QUESTION:  I appreciate all your words of wisdom more than you could imagine!! You have helped me tremendously in correcting technique in my dancers and I truly appreciate that. I have a dancer who is extremely driven and focused. She is truly a joy to have in the studio. She unfortunately is struggling with pointing her feet. Where the top of her foot meets her ankle area is extremely difficult for her to stretch to get straight. She has been diligent about doing foot stretches (my ballet teacher gave her about 4 different ones) every day and it has definitely improved. I was wondering if you had any others I could incorporate into our routine. I would appreciate any advice. Thank you so much, Tina

ANSWER: That's wonderful that she is doing some stretching for the ankle area.  I suspect the focus is on trying to lengthen the anterior tibialis muscle which is the primary muscle that flexes your foot, so to pointe, it needs to lengthen.  When you roll out the front of the shin on a pinkie ball or the foam roller you are releasing tension in the anterior tibialis muscle.

The other part to having a good pointe is to strengthen the foot muscles.  The intrinsic foot muscles help to draw the toes down and create the arch of the instep.  As always good muscle tone is a combination of flexibility and strength.  The clip below demonstrates a few exercises for foot strengthening.
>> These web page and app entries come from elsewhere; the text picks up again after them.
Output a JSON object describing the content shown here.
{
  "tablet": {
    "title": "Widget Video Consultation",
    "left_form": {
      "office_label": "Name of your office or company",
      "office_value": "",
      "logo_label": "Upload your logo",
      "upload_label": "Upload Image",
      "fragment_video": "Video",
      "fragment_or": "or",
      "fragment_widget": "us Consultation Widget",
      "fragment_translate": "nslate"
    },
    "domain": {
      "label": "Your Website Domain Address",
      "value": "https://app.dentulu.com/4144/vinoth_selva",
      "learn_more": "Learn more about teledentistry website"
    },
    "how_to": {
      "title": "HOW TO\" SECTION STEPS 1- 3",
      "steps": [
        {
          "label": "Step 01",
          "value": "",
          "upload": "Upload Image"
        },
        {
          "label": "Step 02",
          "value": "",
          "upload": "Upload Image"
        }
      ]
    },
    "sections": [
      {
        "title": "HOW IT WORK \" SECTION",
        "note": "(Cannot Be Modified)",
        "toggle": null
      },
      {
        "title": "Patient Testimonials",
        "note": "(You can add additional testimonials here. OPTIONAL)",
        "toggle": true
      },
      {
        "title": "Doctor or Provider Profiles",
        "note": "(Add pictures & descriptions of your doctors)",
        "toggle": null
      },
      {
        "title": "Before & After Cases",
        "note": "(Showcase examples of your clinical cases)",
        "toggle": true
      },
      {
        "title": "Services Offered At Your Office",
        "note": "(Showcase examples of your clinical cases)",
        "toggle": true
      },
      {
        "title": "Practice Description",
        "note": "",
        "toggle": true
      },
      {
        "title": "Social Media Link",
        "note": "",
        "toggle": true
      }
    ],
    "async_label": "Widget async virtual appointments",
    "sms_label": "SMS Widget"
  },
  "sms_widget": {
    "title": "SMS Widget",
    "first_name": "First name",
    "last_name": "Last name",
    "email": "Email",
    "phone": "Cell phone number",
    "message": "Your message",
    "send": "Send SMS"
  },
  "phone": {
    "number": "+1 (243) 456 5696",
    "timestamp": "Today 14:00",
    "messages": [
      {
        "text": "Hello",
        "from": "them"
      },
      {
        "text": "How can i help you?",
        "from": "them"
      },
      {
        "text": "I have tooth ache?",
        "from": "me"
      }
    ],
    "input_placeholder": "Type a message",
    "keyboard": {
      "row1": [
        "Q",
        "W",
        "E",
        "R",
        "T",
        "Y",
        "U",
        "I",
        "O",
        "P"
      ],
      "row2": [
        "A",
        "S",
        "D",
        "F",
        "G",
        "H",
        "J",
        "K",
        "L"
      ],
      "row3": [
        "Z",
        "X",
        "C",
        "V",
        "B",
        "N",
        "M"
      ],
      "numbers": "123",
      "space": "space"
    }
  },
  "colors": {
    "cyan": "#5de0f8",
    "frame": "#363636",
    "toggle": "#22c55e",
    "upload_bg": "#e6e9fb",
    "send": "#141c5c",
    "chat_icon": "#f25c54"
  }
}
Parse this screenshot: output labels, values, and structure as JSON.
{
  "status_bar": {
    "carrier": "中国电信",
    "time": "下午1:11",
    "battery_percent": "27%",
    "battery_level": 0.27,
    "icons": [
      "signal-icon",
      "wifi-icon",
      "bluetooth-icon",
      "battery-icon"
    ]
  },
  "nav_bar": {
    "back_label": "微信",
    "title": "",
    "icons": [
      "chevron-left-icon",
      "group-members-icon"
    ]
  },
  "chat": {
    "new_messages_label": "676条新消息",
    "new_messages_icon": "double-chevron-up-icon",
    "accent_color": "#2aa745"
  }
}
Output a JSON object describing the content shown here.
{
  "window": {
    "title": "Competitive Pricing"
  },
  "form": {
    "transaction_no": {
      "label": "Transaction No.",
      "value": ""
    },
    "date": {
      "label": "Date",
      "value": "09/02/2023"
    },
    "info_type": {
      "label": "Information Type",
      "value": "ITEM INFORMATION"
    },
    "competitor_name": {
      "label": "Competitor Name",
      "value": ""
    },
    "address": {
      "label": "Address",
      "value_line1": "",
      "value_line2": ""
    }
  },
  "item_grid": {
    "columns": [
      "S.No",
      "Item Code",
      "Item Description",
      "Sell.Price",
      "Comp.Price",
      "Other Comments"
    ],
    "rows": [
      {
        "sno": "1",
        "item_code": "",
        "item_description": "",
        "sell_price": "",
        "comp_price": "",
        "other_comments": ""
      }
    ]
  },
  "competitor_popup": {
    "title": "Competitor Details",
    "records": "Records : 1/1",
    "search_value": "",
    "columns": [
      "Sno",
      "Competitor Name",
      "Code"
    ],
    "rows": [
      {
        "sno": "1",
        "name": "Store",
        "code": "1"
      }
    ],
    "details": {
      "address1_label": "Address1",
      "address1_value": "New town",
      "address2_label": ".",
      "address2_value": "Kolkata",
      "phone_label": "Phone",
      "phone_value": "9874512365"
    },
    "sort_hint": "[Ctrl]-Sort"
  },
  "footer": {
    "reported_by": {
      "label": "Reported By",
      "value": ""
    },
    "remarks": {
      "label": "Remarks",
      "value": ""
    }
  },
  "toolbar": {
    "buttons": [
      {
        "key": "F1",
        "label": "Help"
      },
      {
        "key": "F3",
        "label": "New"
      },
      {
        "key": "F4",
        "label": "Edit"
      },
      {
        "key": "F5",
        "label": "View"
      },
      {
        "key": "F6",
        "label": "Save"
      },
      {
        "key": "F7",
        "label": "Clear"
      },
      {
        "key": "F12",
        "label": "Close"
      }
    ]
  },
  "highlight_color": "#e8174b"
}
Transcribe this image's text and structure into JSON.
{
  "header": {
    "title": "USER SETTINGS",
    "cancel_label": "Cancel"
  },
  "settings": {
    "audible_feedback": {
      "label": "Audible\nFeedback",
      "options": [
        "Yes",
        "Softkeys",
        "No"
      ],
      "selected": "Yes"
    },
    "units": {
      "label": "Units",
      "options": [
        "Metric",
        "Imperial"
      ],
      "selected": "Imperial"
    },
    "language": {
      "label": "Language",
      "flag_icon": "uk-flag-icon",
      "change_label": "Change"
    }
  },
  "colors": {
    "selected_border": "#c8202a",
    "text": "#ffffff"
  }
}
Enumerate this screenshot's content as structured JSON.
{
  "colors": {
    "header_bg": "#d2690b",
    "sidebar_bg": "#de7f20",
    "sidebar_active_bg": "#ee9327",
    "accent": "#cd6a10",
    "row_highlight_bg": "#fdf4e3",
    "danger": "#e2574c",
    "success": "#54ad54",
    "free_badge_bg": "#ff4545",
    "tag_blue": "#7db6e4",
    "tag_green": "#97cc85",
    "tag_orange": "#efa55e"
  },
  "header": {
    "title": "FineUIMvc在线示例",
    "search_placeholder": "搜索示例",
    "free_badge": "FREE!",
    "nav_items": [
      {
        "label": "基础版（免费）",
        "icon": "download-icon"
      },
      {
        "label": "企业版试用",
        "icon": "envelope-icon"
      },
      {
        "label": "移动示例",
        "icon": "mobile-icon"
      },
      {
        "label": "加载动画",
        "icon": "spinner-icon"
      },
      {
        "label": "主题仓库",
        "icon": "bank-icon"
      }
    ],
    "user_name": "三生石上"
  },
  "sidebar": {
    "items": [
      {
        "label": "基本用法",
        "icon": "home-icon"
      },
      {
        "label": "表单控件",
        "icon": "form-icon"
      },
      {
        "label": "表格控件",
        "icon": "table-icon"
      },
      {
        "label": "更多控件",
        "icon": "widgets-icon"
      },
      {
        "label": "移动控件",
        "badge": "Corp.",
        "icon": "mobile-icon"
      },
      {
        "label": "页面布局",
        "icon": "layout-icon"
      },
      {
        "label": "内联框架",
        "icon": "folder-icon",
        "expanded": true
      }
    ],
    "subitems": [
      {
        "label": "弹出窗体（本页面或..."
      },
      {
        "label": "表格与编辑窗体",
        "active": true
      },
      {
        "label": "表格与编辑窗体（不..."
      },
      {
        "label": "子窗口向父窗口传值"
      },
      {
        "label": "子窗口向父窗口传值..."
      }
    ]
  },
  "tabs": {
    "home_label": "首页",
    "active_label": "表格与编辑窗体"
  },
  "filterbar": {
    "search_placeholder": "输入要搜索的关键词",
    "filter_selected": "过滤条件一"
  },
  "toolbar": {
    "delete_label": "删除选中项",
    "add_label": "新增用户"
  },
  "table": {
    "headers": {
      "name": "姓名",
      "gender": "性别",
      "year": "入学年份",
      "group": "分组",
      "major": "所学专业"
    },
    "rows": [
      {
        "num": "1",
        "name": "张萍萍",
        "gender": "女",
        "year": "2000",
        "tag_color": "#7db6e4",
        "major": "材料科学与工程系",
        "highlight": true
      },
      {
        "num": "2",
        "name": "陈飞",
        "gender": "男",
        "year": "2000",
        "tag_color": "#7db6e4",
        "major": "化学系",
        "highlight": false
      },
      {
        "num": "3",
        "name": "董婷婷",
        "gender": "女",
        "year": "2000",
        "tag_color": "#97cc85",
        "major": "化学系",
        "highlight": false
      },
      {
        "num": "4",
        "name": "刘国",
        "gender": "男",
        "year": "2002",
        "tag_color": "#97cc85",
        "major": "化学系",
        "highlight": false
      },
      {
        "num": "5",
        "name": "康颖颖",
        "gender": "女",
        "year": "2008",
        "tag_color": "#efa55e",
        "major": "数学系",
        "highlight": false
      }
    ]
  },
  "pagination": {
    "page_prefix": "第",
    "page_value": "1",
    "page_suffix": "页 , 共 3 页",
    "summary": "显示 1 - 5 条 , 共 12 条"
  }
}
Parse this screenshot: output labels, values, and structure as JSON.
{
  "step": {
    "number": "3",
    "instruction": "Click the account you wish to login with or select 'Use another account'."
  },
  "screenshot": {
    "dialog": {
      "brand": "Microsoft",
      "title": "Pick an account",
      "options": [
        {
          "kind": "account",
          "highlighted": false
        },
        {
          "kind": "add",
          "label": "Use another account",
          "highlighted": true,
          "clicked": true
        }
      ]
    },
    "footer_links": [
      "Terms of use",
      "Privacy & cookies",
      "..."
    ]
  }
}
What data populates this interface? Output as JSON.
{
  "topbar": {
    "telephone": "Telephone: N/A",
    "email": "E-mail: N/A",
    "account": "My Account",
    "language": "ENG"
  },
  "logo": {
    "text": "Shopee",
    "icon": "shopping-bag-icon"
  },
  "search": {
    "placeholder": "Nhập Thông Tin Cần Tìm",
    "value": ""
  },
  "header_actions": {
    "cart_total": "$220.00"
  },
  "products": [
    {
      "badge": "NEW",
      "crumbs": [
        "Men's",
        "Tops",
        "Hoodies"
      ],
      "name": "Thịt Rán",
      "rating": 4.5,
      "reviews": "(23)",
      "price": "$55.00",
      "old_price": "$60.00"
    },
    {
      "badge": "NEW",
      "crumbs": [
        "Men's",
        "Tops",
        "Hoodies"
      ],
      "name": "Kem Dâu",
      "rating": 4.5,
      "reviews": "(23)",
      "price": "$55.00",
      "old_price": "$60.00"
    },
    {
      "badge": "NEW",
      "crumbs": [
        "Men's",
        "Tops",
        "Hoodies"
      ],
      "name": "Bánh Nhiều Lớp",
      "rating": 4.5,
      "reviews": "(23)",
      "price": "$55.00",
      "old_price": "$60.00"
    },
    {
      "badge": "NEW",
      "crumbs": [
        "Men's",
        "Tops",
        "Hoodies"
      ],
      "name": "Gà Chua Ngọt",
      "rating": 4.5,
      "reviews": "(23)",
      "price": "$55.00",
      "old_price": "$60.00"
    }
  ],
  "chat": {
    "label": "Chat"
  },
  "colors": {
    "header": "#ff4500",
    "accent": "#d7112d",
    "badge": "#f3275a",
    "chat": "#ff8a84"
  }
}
COPYRIGHT DEBORAH VOGEL

 

The one other concern I might have is whether or not your student has an os trigonum.  This is the most common cause of posterior impingement of the ankle. It  is an extra bone in the back of the ankle that 2% -14% of the population has.  It's possible that someone wouldn't even know they had an os trigonum unless they do an activity such as dance that requires repeated pointing of the foot.  Common symptoms of an os trigonum is deep aching, tenderness and swelling in the back of the ankle.  I've had a few dancers come to see me that asked why one foot couldn't point as well as the other... and it turned out they had an os trigonum.  You didn't mention whether or not she was having any pain or discomfort around the ankle joint, but if she was, I would probably get an x-ray to see if there are any boney reasons for her pointing challenges.

I was surprised to read about the gel arch enhancers that some dancers are using.  Where have I been?  Frankly, I'm glad they aren't big in the dance circles that I'm connected to.  Dancer's come in all shapes and sizes, and that includes the shape of their feet and the amount of instep.  Perhaps I'm just old fashioned... but for now I think dancers should stick with training their feet rather than wearing the arch enhancers.

To your dancing success!

About Deborah Vogel:

Deborahvogel

Deborah Vogel is a dancer, author, and master teacher who conducts workshops for teachers as well as student and professional dancers. Her numerous articles on dance technique and injury prevention have appeared in Dance Spirit, Dance Teacher, and Pointe Magazines. During her years in NYC she co-founded the Center for Dance Medicine with Dr. Richard Bachrach. Currently she is on faculty at Oberlin College and the OC Conservatory of Music.